**Work instruction**. Output the data below in full, byte for byte. Nothing may differ.

**Data under study**.

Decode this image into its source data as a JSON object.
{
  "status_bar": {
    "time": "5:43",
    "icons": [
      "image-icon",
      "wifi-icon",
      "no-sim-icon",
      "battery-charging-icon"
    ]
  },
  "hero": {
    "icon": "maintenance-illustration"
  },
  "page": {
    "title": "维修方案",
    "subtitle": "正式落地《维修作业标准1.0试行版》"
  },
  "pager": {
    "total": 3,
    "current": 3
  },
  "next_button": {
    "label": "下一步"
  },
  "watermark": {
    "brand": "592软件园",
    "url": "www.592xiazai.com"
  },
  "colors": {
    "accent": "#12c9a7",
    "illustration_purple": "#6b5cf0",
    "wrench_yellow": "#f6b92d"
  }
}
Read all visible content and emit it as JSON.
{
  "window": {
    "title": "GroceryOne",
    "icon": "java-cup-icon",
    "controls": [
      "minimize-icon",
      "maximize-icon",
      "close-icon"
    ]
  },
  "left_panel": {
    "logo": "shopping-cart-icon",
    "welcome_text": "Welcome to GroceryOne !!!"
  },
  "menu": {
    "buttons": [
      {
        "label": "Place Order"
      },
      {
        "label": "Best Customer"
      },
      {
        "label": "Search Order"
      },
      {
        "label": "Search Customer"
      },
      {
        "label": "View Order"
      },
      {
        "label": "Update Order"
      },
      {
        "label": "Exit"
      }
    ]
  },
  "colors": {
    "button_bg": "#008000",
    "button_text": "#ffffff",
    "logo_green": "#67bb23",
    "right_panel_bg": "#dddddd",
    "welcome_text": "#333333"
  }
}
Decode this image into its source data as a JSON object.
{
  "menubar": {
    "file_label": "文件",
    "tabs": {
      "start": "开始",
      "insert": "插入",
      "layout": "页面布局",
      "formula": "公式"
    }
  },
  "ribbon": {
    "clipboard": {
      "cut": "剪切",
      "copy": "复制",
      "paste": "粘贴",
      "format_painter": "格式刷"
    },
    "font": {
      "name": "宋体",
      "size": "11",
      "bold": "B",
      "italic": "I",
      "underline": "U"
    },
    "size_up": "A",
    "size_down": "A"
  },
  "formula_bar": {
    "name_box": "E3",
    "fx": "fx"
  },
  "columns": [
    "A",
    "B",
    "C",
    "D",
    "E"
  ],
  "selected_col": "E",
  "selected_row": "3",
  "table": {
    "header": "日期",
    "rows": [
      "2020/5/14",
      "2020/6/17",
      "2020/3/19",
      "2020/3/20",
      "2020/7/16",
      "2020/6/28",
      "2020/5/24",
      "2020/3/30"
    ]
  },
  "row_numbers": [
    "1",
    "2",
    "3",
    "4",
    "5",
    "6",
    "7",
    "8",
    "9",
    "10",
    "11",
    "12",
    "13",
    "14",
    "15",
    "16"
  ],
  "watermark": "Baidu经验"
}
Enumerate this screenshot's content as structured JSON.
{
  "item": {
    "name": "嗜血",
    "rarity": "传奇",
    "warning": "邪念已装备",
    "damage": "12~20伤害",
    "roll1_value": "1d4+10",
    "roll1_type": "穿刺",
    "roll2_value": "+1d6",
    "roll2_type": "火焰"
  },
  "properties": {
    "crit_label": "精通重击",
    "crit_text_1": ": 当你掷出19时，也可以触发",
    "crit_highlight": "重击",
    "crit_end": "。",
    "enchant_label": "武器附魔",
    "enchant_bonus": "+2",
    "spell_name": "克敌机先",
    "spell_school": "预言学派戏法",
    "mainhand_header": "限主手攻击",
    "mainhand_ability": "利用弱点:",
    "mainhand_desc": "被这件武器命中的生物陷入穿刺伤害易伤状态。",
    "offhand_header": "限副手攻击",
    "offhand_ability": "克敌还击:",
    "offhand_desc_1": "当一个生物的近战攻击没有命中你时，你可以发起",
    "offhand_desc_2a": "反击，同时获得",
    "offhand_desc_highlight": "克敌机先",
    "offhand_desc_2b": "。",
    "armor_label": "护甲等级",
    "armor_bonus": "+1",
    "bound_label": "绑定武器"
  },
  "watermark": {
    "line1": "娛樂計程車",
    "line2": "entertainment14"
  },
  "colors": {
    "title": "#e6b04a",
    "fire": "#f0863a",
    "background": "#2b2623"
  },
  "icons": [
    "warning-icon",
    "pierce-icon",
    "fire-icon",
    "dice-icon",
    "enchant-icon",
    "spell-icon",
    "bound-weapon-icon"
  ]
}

**Solution for this task**.
Decode this image into its source data as a JSON object.
{
  "status_bar": {
    "time": "5:43",
    "icons": [
      "image-icon",
      "wifi-icon",
      "no-sim-icon",
      "battery-charging-icon"
    ]
  },
  "hero": {
    "icon": "maintenance-illustration"
  },
  "page": {
    "title": "维修方案",
    "subtitle": "正式落地《维修作业标准1.0试行版》"
  },
  "pager": {
    "total": 3,
    "current": 3
  },
  "next_button": {
    "label": "下一步"
  },
  "watermark": {
    "brand": "592软件园",
    "url": "www.592xiazai.com"
  },
  "colors": {
    "accent": "#12c9a7",
    "illustration_purple": "#6b5cf0",
    "wrench_yellow": "#f6b92d"
  }
}
Read all visible content and emit it as JSON.
{
  "window": {
    "title": "GroceryOne",
    "icon": "java-cup-icon",
    "controls": [
      "minimize-icon",
      "maximize-icon",
      "close-icon"
    ]
  },
  "left_panel": {
    "logo": "shopping-cart-icon",
    "welcome_text": "Welcome to GroceryOne !!!"
  },
  "menu": {
    "buttons": [
      {
        "label": "Place Order"
      },
      {
        "label": "Best Customer"
      },
      {
        "label": "Search Order"
      },
      {
        "label": "Search Customer"
      },
      {
        "label": "View Order"
      },
      {
        "label": "Update Order"
      },
      {
        "label": "Exit"
      }
    ]
  },
  "colors": {
    "button_bg": "#008000",
    "button_text": "#ffffff",
    "logo_green": "#67bb23",
    "right_panel_bg": "#dddddd",
    "welcome_text": "#333333"
  }
}
Decode this image into its source data as a JSON object.
{
  "menubar": {
    "file_label": "文件",
    "tabs": {
      "start": "开始",
      "insert": "插入",
      "layout": "页面布局",
      "formula": "公式"
    }
  },
  "ribbon": {
    "clipboard": {
      "cut": "剪切",
      "copy": "复制",
      "paste": "粘贴",
      "format_painter": "格式刷"
    },
    "font": {
      "name": "宋体",
      "size": "11",
      "bold": "B",
      "italic": "I",
      "underline": "U"
    },
    "size_up": "A",
    "size_down": "A"
  },
  "formula_bar": {
    "name_box": "E3",
    "fx": "fx"
  },
  "columns": [
    "A",
    "B",
    "C",
    "D",
    "E"
  ],
  "selected_col": "E",
  "selected_row": "3",
  "table": {
    "header": "日期",
    "rows": [
      "2020/5/14",
      "2020/6/17",
      "2020/3/19",
      "2020/3/20",
      "2020/7/16",
      "2020/6/28",
      "2020/5/24",
      "2020/3/30"
    ]
  },
  "row_numbers": [
    "1",
    "2",
    "3",
    "4",
    "5",
    "6",
    "7",
    "8",
    "9",
    "10",
    "11",
    "12",
    "13",
    "14",
    "15",
    "16"
  ],
  "watermark": "Baidu经验"
}
Enumerate this screenshot's content as structured JSON.
{
  "item": {
    "name": "嗜血",
    "rarity": "传奇",
    "warning": "邪念已装备",
    "damage": "12~20伤害",
    "roll1_value": "1d4+10",
    "roll1_type": "穿刺",
    "roll2_value": "+1d6",
    "roll2_type": "火焰"
  },
  "properties": {
    "crit_label": "精通重击",
    "crit_text_1": ": 当你掷出19时，也可以触发",
    "crit_highlight": "重击",
    "crit_end": "。",
    "enchant_label": "武器附魔",
    "enchant_bonus": "+2",
    "spell_name": "克敌机先",
    "spell_school": "预言学派戏法",
    "mainhand_header": "限主手攻击",
    "mainhand_ability": "利用弱点:",
    "mainhand_desc": "被这件武器命中的生物陷入穿刺伤害易伤状态。",
    "offhand_header": "限副手攻击",
    "offhand_ability": "克敌还击:",
    "offhand_desc_1": "当一个生物的近战攻击没有命中你时，你可以发起",
    "offhand_desc_2a": "反击，同时获得",
    "offhand_desc_highlight": "克敌机先",
    "offhand_desc_2b": "。",
    "armor_label": "护甲等级",
    "armor_bonus": "+1",
    "bound_label": "绑定武器"
  },
  "watermark": {
    "line1": "娛樂計程車",
    "line2": "entertainment14"
  },
  "colors": {
    "title": "#e6b04a",
    "fire": "#f0863a",
    "background": "#2b2623"
  },
  "icons": [
    "warning-icon",
    "pierce-icon",
    "fire-icon",
    "dice-icon",
    "enchant-icon",
    "spell-icon",
    "bound-weapon-icon"
  ]
}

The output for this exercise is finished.